Yes, I like this idea. In addition, I would like there to be a password sign-in to the Tablo. And it would be nice if the Tablo GUI allowed some way to select the wifi SSID (after initial setup)… I actually want to change it, but can’t figure out how. If there is an easy way to do this, please let me know.
Sorry, I guess I wasn’t clear. I am not talking about the Tablo SSID… why would I want to change that? What I want to change is the SSID that the Tablo is connecting to, that is broadcast by my router. You get to select this during initial setup of wifi on the Tablo, but I cannot find anyway to change it. For example, let’s assume that I currently have my Tablo on the 2.4ghz SSID, and I wanted to changed it over to the 5ghz band? I don’t find anyway to do that. Or what if I changed the SSID names in my router? How would I tell Tablo to use the new SSID names? Or for that matter how do I query the Tablo to see which SSID it is connected to?? For most devices, like a PC, TV or Roku, these are standard settings that can be easily queried and / or changed as necessary.
I don’t even have my Tablo yet, but what I’m seeing here is a security problem as well as a PITA for legit customers who can’t authenticate on the same network as the Tablo box.
My guess (correct me if anyone knows otherwise) is that security on the Tablo is strictly obfuscation.
Every Tablo on the Internet with the remote access option configured is open, wide open.
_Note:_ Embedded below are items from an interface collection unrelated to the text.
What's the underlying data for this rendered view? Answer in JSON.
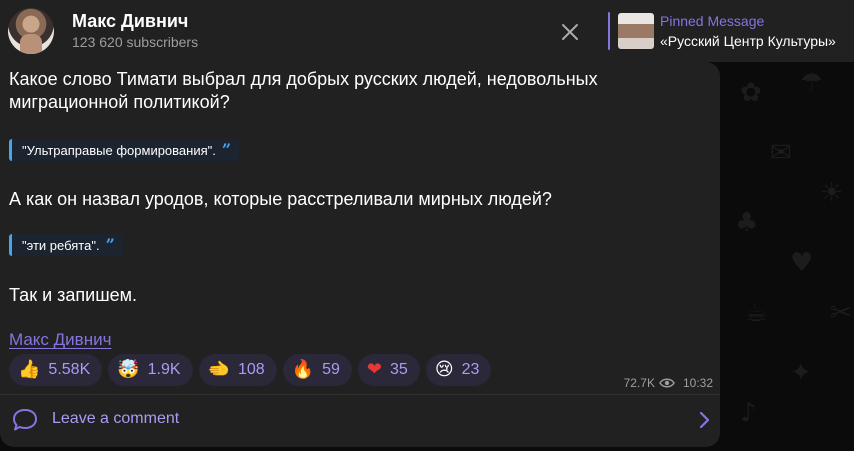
{
  "header": {
    "channel_name": "Макс Дивнич",
    "subscribers": "123 620 subscribers"
  },
  "pinned": {
    "title": "Pinned Message",
    "text": "«Русский Центр Культуры»"
  },
  "message": {
    "line1": "Какое слово Тимати выбрал для добрых русских людей, недовольных",
    "line2": "миграционной политикой?",
    "quote1": "\"Ультраправые формирования\".",
    "line3": "А как он назвал уродов, которые расстреливали мирных людей?",
    "quote2": "\"эти ребята\".",
    "line4": "Так и запишем.",
    "signature": "Макс Дивнич",
    "views": "72.7K",
    "time": "10:32"
  },
  "reactions": [
    {
      "emoji": "👍",
      "count": "5.58K"
    },
    {
      "emoji": "🤯",
      "count": "1.9K"
    },
    {
      "emoji": "🫲",
      "count": "108"
    },
    {
      "emoji": "🔥",
      "count": "59"
    },
    {
      "emoji": "❤",
      "count": "35"
    },
    {
      "emoji": "😢",
      "count": "23"
    }
  ],
  "comments": {
    "label": "Leave a comment"
  },
  "icons": {
    "close": "close-icon",
    "eye": "eye-icon",
    "comment": "comment-bubble-icon",
    "chevron": "chevron-right-icon"
  },
  "colors": {
    "accent": "#8774e1",
    "quote_accent": "#4aa3ef",
    "bubble": "#212121",
    "reaction_bg": "#2a2839"
  }
}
No username, no password, no nothing.
The security is implemented by a device connecting on the same network and then the device information being stored by Tablo in the cloud. When the remote device asks for the IP address of their Tablo device, Tablo feeds the IP & port back as mentioned by @djk44883 ( https://api.tablotv.com/assocserver/getipinfo/).
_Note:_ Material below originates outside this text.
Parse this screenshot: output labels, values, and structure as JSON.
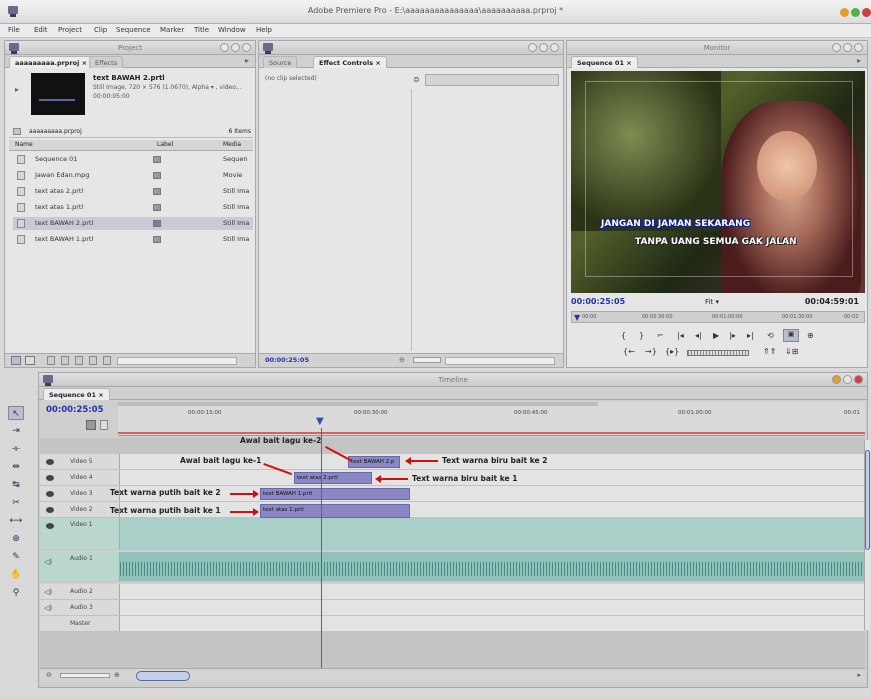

The remote device then just connects to the Tablo and has full access - done.
The only security here is a device not knowing where to connect.
I’m sure Tablo is aware of this security risk and when I get my Tablo I will be investigating the network traffic to see what is going on.
Your average Bestbuy shopper would not be able to crack this security, but rest assured there are people out there that can bypass this security setup.
Scanning for these Tablo devices (ie. https://www.shodan.io/ ) and everyone is vulnerable… If you know that the Tablo devices are actually secure, please let me know how the security works as from the picture I am starting to see here things look bad.
And this may be the exact reason the current Tablo Connect functionality requires pairing the playback device on the local network before being able to utilize Tablo Connect. Ironically/sadly that may be more secure then a login method where someone reuses their same password over and over. Would actually be viable if the pairing functionality was “permanent” but based on other posts it seems like pairing gets “lost” periodically for some people.
Thank you. The last time I attempted this procedure I had to call customer support and reconnect my ethernet cable, so they could fix (whatever the issue was – they said they didn’t understand why it hadn’t worked).
I don’t know the complete technical. First the device stores the devices ID and/or is on the same network. Vulnerabilities, there’s often post “have tablo check your logs”… so yea, it seems there’s ways in – with out you knowing, unless this first required heart-beat mode… but until they access, I suppose it’s left open.
Then there’s warning like this -
But let’s not get caught up in fear mongering… the last line
While this is prudent advice, it is worth mentioning that there have not been any known cases of this happening – with hackers taking over a smart TV and spying on its owner.
Let’s say there’s a user/pass authentication – would you consider this secure? …knowing there is deliberate outside access to your home network?